EC battles organic food fraud with 'fingerprinting' test

©iStock

The European Commission’s Joint Research Centre (JRC) has developed a new metabolomics fingerprinting methodology that, the researchers say, could be used to authenticate organic food products.

The JRC’s findings were based on a multi-year field study of comparative metabolomics combined with chemometry applied to carrots originating from different agronomic environments. Over a four-year period, JRC scientists performed a biochemical analysis on untargeted liquid chromatography–mass spectrometry (LC–MS) metabolomics of conventional and organic carrots.

Methodology and findings

Carrot samples of Nerac and Namur varieties were collected directly from fields in the Walloon region of Belgium. The extracts from the carrot samples were analysed using high-performance liquid chromatography coupled with mass spectrometry.

Using what the JRC describes as a “strict quality control scheme”, the data was subsequently exported for multivariate statistical analysis.

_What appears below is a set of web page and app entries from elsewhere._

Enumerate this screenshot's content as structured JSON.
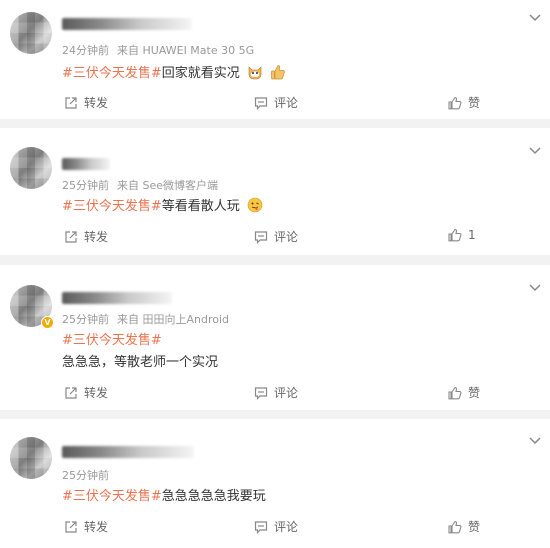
{
  "actions": {
    "repost": "转发",
    "comment": "评论",
    "like": "赞"
  },
  "posts": [
    {
      "time": "24分钟前",
      "source": "来自 HUAWEI Mate 30 5G",
      "hashtag": "#三伏今天发售#",
      "text": "回家就看实况",
      "emojis": [
        "cat-face-icon",
        "thumbs-up-icon"
      ],
      "like_count": "",
      "verified": false
    },
    {
      "time": "25分钟前",
      "source": "来自 See微博客户端",
      "hashtag": "#三伏今天发售#",
      "text": "等看看散人玩",
      "emojis": [
        "tongue-face-icon"
      ],
      "like_count": "1",
      "verified": false
    },
    {
      "time": "25分钟前",
      "source": "来自 田田向上Android",
      "hashtag": "#三伏今天发售#",
      "text": "急急急，等散老师一个实况",
      "emojis": [],
      "like_count": "",
      "verified": true
    },
    {
      "time": "25分钟前",
      "source": "",
      "hashtag": "#三伏今天发售#",
      "text": "急急急急急我要玩",
      "emojis": [],
      "like_count": "",
      "verified": false
    }
  ],
  "colors": {
    "hashtag": "#eb7350",
    "meta": "#999999",
    "background": "#f2f2f2",
    "verified_badge": "#f2a900"
  }
}
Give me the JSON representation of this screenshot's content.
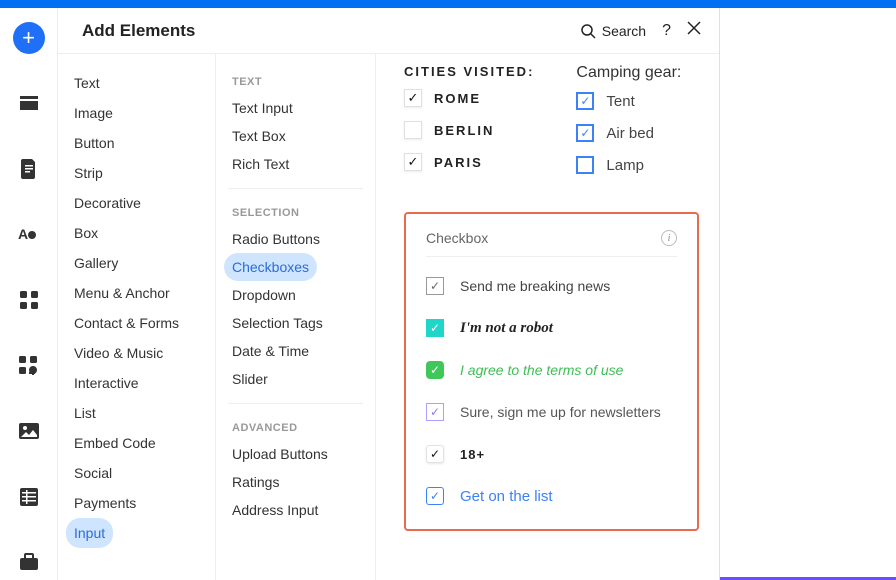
{
  "header": {
    "title": "Add Elements",
    "search_label": "Search"
  },
  "col1": [
    {
      "label": "Text",
      "active": false
    },
    {
      "label": "Image",
      "active": false
    },
    {
      "label": "Button",
      "active": false
    },
    {
      "label": "Strip",
      "active": false
    },
    {
      "label": "Decorative",
      "active": false
    },
    {
      "label": "Box",
      "active": false
    },
    {
      "label": "Gallery",
      "active": false
    },
    {
      "label": "Menu & Anchor",
      "active": false
    },
    {
      "label": "Contact & Forms",
      "active": false
    },
    {
      "label": "Video & Music",
      "active": false
    },
    {
      "label": "Interactive",
      "active": false
    },
    {
      "label": "List",
      "active": false
    },
    {
      "label": "Embed Code",
      "active": false
    },
    {
      "label": "Social",
      "active": false
    },
    {
      "label": "Payments",
      "active": false
    },
    {
      "label": "Input",
      "active": true
    }
  ],
  "col2": {
    "sections": [
      {
        "title": "TEXT",
        "items": [
          {
            "label": "Text Input",
            "active": false
          },
          {
            "label": "Text Box",
            "active": false
          },
          {
            "label": "Rich Text",
            "active": false
          }
        ]
      },
      {
        "title": "SELECTION",
        "items": [
          {
            "label": "Radio Buttons",
            "active": false
          },
          {
            "label": "Checkboxes",
            "active": true
          },
          {
            "label": "Dropdown",
            "active": false
          },
          {
            "label": "Selection Tags",
            "active": false
          },
          {
            "label": "Date & Time",
            "active": false
          },
          {
            "label": "Slider",
            "active": false
          }
        ]
      },
      {
        "title": "ADVANCED",
        "items": [
          {
            "label": "Upload Buttons",
            "active": false
          },
          {
            "label": "Ratings",
            "active": false
          },
          {
            "label": "Address Input",
            "active": false
          }
        ]
      }
    ]
  },
  "preview": {
    "cities_heading": "CITIES VISITED:",
    "cities": [
      {
        "label": "ROME",
        "checked": true
      },
      {
        "label": "BERLIN",
        "checked": false
      },
      {
        "label": "PARIS",
        "checked": true
      }
    ],
    "camping_heading": "Camping gear:",
    "gear": [
      {
        "label": "Tent",
        "checked": true
      },
      {
        "label": "Air bed",
        "checked": true
      },
      {
        "label": "Lamp",
        "checked": false
      }
    ],
    "highlight_title": "Checkbox",
    "samples": [
      {
        "text": "Send me breaking news"
      },
      {
        "text": "I'm not a robot"
      },
      {
        "text": "I agree to the terms of use"
      },
      {
        "text": "Sure, sign me up for newsletters"
      },
      {
        "text": "18+"
      },
      {
        "text": "Get on the list"
      }
    ]
  }
}
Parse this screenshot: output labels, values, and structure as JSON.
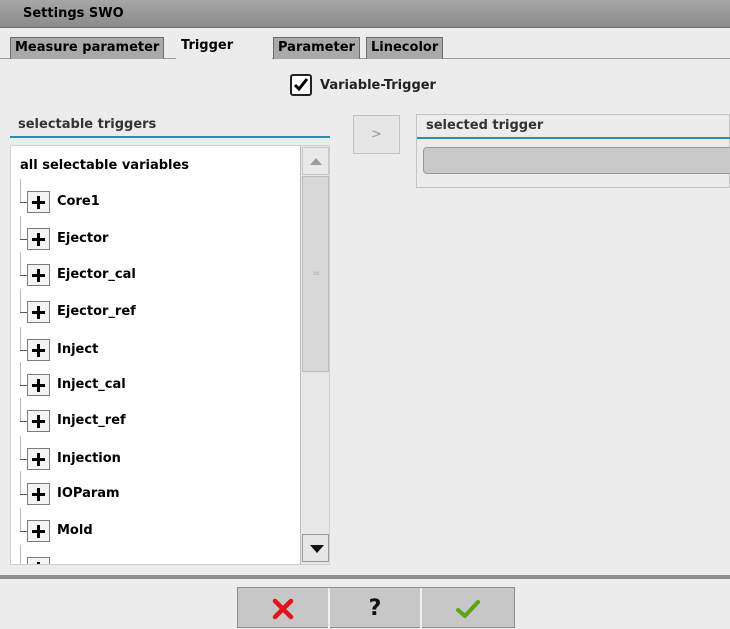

Compounds were identified following guidelines of the Metabolomics Standards Initiative and, with the use of chemometry, the JRC said it was possible to classify samples according to agricultural practices and predict the origin of unknown samples.

“Several markers related to carbohydrate metabolism and plant defense mechanism were identified as responsible for the differences between organic and conventional agricultural systems,” the researchers concluded.

This is the first time that a metabolomics approach has been used for organic food authentication purposes in a long-term field study and, by using external validation sample sets, to predict the origin of unknown samples.

Boosting trust in organic foods

According to data from organic trade body IFOAM EU, the total value of the EU organic retail market doubled from €11.1bn in 2005 to €24bn in 2014.

Expansion of farmland cultivated under organic standards has not kept pace with consumer-driven demand growth. In 2014, 10.3m hectares of farmland was managed organically, which corresponds to 5.7% of the total utilised agricultural area in the EU. But the annual growth of organically managed land slowed down to 1.1% in that year, IFOAM revealed in a recent research report, Organic in Europe, prospects and developments 2016.

This imbalance of supply and demand, coupled with the premium consumers are willing to pay for organic products, have the potential to encourage fraudulent organic sales, the JRC warned.

“The overall challenge faced by the organic sector is to ensure a steady growth of supply and demand, while maintaining consumers' trust. An element to be considered is the pressure of demand that also increases the risk of fraudulent behaviours or other intentional violations. Not only do they harm consumers' interest and cause economic damages distorting competition, but they can also negatively impact on reputation of organic operators that are complying with the rules,” the JRC said.

The European Union is targeting increased traceability in the organic sector in order to combat potential fraud. Earlier this year, a new system to electronically certify imported organic food and ingredients came into effect, with the aim of reducing fraud and collecting reliable data on the sector. 

UK-based trade body the Organic Trade Board stressed that organic products are already highly trusted and "welcomed" any efforts to further decrease the risk of food fraud. “Organic is one of the most highly regulated areas of the food industry, which gives consumers huge levels of reassurance that what they buy is what they are expecting. We would, of course, welcome anything that can uphold the integrity of the food industry but the certification process for organic itself already makes food fraud an unlikely occurrence," Anna Rosier, OTB director, told FoodNavigator. 

While the researchers noted that further studies are required, they suggested that a pan-European study including greater variability, such as the inclusion of different geographical locations with different pedo-climatic conditions, could allow for the development of robust classification models to be ready for use in food authentication control practices.

Source: Food Chemistry
Volume 239, 15 January 2018, Pages 760-770, doi: 10.1016/j.foodchem.2017.06.161
"Metabolomics for organic food authentication: Results from a long-term field study in carrots"
Authors: E. Cubero-Leon, Olivier De Rudder, et al

Related News

©iStock/allanswart

Fake food and alcohol seizures at EU borders jump

© iStock/AnaMariaTegzes

Does Europe need a legal definition of natural food?

© iStock

EU launches electronic tracking system for organic imports

Europeans were deceived by products containing undeclared horse meat in 2013 © iStock/Richard Pinder

Protecting consumers from deception: EU Parliament backs tough food inspection regulations

Picture: iStock

Food fraud prevention focus for FSSC 22000 version 4

Comments (1)

Joint Reserach Centre social media team - 08 Aug 2017 | 01:11

Correction in your article

Thank you for mentioning our study in your article. Just a small correction, we are the "Joint Research Centre, the European Commission's science and knowledge service" and not the "Joint Reseacher Council". More info: https://ec.europa.eu/jrc/en

08-Aug-2017 at 13:11 GMT

Submit a comment

Your comment has been saved

Post a comment

Please note that any information that you supply is protected by our Privacy and Cookie Policy. Access to all documents and request for further information are available to all users at no costs, In order to provide you with this free service, William Reed Business Media SAS does share your information with companies that have content on this site. When you access a document or request further information from this site, your information maybe shared with the owners of that document or information.